Arch Intern Med. 1992;152(9):1885-1888. doi:10.1001/archinte.1992.00400210107018

Background.—  In the absence of advanced directives, physicians treating demented patients rely on surrogates to help make medical care decisions.

Method.—  We surveyed family members of severely demented nursing home residents to determine preferences for medical intervention in five hypothetical situations involving tube feeding, hospitalization, intensive care unit admission, mechanical ventilation, and cardiopulmonary resuscitation.

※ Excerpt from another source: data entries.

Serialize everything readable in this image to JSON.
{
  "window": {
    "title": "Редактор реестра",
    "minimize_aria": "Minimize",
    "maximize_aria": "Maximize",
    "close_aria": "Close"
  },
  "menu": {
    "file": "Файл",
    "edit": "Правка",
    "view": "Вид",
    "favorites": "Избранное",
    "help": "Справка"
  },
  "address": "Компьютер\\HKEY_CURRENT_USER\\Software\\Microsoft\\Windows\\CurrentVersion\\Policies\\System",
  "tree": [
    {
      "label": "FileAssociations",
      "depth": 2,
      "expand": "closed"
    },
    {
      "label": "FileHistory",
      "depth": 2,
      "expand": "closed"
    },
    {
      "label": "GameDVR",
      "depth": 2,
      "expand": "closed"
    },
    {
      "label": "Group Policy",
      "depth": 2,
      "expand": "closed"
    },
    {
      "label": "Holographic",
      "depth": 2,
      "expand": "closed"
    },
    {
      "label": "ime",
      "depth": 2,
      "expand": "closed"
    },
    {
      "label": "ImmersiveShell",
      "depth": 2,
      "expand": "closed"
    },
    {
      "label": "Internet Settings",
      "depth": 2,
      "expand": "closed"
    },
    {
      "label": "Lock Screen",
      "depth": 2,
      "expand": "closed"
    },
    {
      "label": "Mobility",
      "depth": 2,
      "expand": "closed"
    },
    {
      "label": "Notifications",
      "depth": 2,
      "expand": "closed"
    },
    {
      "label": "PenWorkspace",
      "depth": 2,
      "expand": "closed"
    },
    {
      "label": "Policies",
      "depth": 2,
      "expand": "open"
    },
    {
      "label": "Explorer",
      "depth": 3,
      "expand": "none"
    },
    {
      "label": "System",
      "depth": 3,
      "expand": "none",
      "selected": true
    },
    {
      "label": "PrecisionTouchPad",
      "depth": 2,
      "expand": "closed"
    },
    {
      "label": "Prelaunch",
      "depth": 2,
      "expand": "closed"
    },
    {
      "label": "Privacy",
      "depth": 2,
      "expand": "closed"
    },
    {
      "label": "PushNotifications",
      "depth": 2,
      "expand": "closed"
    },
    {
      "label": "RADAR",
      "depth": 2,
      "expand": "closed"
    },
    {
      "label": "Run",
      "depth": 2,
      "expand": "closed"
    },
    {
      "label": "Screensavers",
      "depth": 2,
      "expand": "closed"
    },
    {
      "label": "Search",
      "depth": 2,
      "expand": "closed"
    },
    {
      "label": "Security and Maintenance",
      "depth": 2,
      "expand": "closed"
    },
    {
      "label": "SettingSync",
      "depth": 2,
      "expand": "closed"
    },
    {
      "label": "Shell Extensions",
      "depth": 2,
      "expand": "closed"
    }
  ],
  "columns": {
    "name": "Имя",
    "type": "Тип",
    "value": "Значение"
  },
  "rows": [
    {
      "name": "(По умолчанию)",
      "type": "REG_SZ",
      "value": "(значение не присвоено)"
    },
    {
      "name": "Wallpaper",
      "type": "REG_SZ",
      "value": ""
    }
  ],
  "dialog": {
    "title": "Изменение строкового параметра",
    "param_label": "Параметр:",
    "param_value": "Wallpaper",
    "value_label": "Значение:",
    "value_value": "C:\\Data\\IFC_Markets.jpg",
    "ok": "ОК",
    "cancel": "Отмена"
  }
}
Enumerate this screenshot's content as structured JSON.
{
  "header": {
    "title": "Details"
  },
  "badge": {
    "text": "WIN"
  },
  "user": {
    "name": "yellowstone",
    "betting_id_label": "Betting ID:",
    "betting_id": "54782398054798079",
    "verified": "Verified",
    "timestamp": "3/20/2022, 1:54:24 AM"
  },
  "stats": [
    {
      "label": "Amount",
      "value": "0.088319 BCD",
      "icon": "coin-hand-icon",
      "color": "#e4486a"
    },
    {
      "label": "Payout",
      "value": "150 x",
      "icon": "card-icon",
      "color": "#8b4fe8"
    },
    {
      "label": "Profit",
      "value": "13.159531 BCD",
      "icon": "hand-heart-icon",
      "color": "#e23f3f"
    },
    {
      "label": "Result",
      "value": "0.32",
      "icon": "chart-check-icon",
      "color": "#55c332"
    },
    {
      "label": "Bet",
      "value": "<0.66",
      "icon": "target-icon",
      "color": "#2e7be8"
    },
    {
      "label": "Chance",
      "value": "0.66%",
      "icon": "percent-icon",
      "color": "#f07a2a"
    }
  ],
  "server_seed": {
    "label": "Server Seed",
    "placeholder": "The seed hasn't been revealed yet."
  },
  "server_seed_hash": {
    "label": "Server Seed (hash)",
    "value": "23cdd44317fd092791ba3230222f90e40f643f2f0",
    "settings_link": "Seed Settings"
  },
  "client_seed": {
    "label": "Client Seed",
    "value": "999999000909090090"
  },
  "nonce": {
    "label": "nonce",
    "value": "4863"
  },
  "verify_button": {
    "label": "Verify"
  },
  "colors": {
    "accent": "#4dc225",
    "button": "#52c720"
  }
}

Results.—  Only 11.8% of surrogates rejected all interventions. Cardiopulmonary resuscitation and tube feeding were accepted least frequently (31.6% and 36.4%, respectively). Mechanical ventilation, hospitalization, and intensive care unit admission were accepted by 43.6%, 63.4%, and 75.2%, respectively. There was no correlation between previous surrogate experience with an intervention and its acceptance. Nearly 70% of surrogates indicated that decisions were independent of any previously expressed resident views.

Conclusions.—  In this study, surrogates of even the most demented nursing home patients prefer hospital level services including intensive care unit care for the treatment of acute illness. Efforts to control access to services on ethical or economic grounds may meet with resistance.(Arch Intern Med. 1992;152:1885-1888)